“If we acknowledge the critical role the Hawaiian culture plays in fueling the visitor industry, then the importance of keeping the Hawaiian language vibrant and in use by residents should be prioritized and looked upon as a meaningful investment that supports the revitalization of the native language and long-term health of Hawaii’s economy.”
– Wilson Manuwai Peters
This part from the article is my opinion in a whole; “The beauty of the Hawaiian language imbues the experience with the spirit of the people and land; no marketing dollars can rival that.” I think that using the Hawaiian language gives a positive effect to so many different aspects in Hawai’i, not just the culture. Growing up speaking the Hawaiian language and culture I would have never thought that I could benefit financially in the future.

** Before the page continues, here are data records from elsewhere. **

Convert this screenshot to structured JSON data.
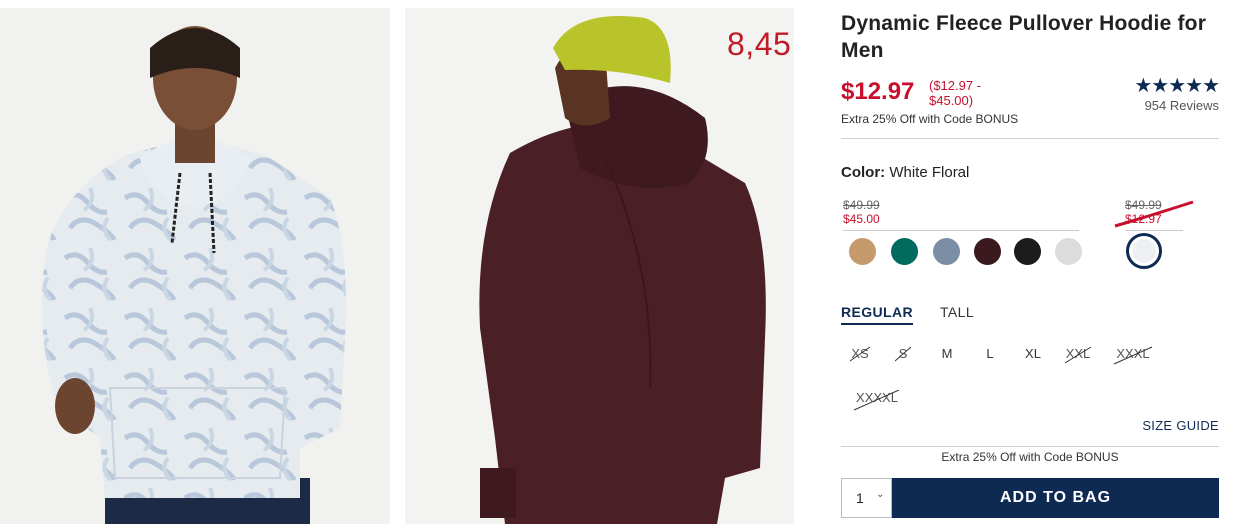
{
  "overlay_price": "8,45",
  "product": {
    "title": "Dynamic Fleece Pullover Hoodie for Men",
    "price": "$12.97",
    "price_range": "($12.97 - $45.00)",
    "promo": "Extra 25% Off with Code BONUS",
    "rating": {
      "stars": "★★★★★",
      "value": 5,
      "reviews": "954 Reviews"
    }
  },
  "color": {
    "label": "Color:",
    "value": "White Floral"
  },
  "price_groups": [
    {
      "old": "$49.99",
      "sale": "$45.00"
    },
    {
      "old": "$49.99",
      "sale": "$12.97"
    }
  ],
  "swatches": [
    {
      "name": "tan",
      "color": "#c79a6e"
    },
    {
      "name": "teal",
      "color": "#006b5e"
    },
    {
      "name": "slate blue",
      "color": "#7c8ea6"
    },
    {
      "name": "burgundy",
      "color": "#3b1a1f"
    },
    {
      "name": "black",
      "color": "#1c1c1c"
    },
    {
      "name": "light gray",
      "color": "#dcdcdc"
    },
    {
      "name": "white floral",
      "color": "#eef0f3",
      "selected": true
    }
  ],
  "fit_tabs": [
    {
      "label": "REGULAR",
      "active": true
    },
    {
      "label": "TALL",
      "active": false
    }
  ],
  "sizes": [
    {
      "label": "XS",
      "available": false
    },
    {
      "label": "S",
      "available": false
    },
    {
      "label": "M",
      "available": true
    },
    {
      "label": "L",
      "available": true
    },
    {
      "label": "XL",
      "available": true
    },
    {
      "label": "XXL",
      "available": false
    },
    {
      "label": "XXXL",
      "available": false
    },
    {
      "label": "XXXXL",
      "available": false
    }
  ],
  "size_guide": "SIZE GUIDE",
  "promo_bottom": "Extra 25% Off with Code BONUS",
  "quantity": "1",
  "add_to_bag": "ADD TO BAG",
  "colors": {
    "accent_red": "#c8102e",
    "navy": "#0f2a52"
  }
}
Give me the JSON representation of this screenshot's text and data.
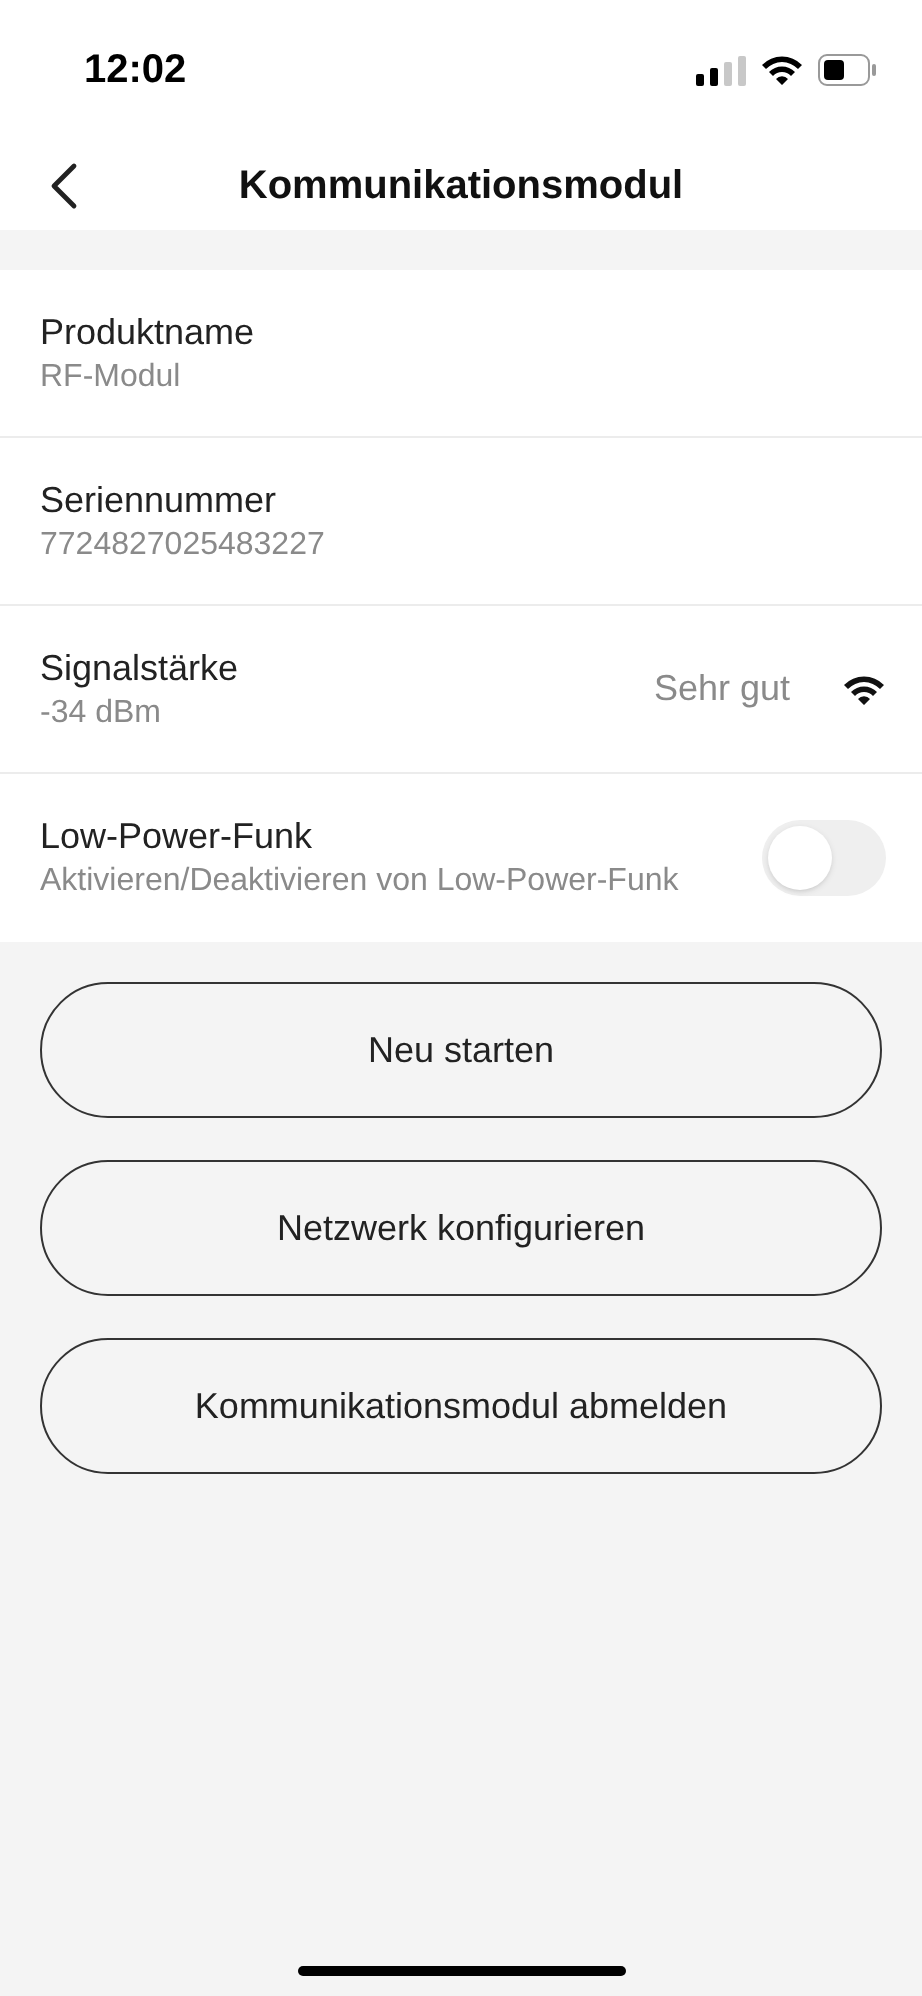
{
  "status_bar": {
    "time": "12:02"
  },
  "nav": {
    "title": "Kommunikationsmodul"
  },
  "rows": [
    {
      "kind": "info",
      "label": "Produktname",
      "value": "RF-Modul"
    },
    {
      "kind": "info",
      "label": "Seriennummer",
      "value": "7724827025483227"
    },
    {
      "kind": "signal",
      "label": "Signalstärke",
      "value": "-34 dBm",
      "reading": "Sehr gut"
    },
    {
      "kind": "toggle",
      "label": "Low-Power-Funk",
      "value": "Aktivieren/Deaktivieren von Low-Power-Funk",
      "on": false
    }
  ],
  "buttons": [
    "Neu starten",
    "Netzwerk konfigurieren",
    "Kommunikationsmodul abmelden"
  ]
}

Peters mentioned in his article that the money that is being spent on teaching and reinforcing the Hawaiian language is “money well spent.” Therefore, Hawaiian immersion schools are a great way to start off the new generation so they can be bilingual individuals to better our future economy.
“Creating a demand for Hawaiian-speaking employees in the sector will increase the number of Hawaiian-language speakers in the state,” added Peters at the end of the article. In my eyes, this is what it’s all about! As great as how the Hawaiian language is helping Hawai’i’s economy, getting the people of Hawai’i back to speaking their native tongue is what internal benefit of Hawaiian language education.
Link to Article
Last Saturday February 19th, Ke Kula ‘O Nawahiokalani’opu’u the Hawaiian immersion elementary and high school and Punana Leo o Hilo the Hawaiian immersion preschool located in Puna, Hawai’i hosted their 8th annual Pulama Mauli Ola concert and fundraiser. This was a public event for the Puna and Hilo districts, having free admission for the community.
The concert included the Hawaiian immersion schools themselves performing oli (chanting), mele (singing) and hula (Hawaiian dance), a variety of local Hawaiian musicians, Hula Halau’s (Hawaiian dance groups), as well as solo performances from students and teachers who have a passion for music.
Besides the great performances, the ‘Ono (delicious) food and the fundraising vendors brought to you by the school is what brings most of the community said senior Aloha Andaya-Bohol. The food options were traditional Hawaiian dishes such as, laulau, kalua pig, lomi salmon, etc, to local Hawaiian barbeque favorites such as steak plates prepared by the students and faculty.
Other events include the keiki (children) activities which were modern games, but also integrated with pa’ani kahiko (traditional Hawaiian games), the educational fair where outreach programs or small local businesses come to promote their mission or products, and hana noe’au (a craft fair) selling Hawaiian arts, crafts and clothing.
Although the entire concert and fundraiser was hosted in both the Hawaiian and English language I believe it is a great way for the community to immerse themselves in the Hawaiian language and culture by supporting these schools.
Posted in Hawaiian Art, Hawaiian Chant, Hawaiian Dance, Hawaiian Food, Hawaiian Games, Hawaiian Songs, Ke Kula 'o Nawahiokalani'opu'u, Punana Leo o Hilo
Tagged Hawaiian Arts, Hawaiian Immersion, Hawaiian Language, Hawaiian Music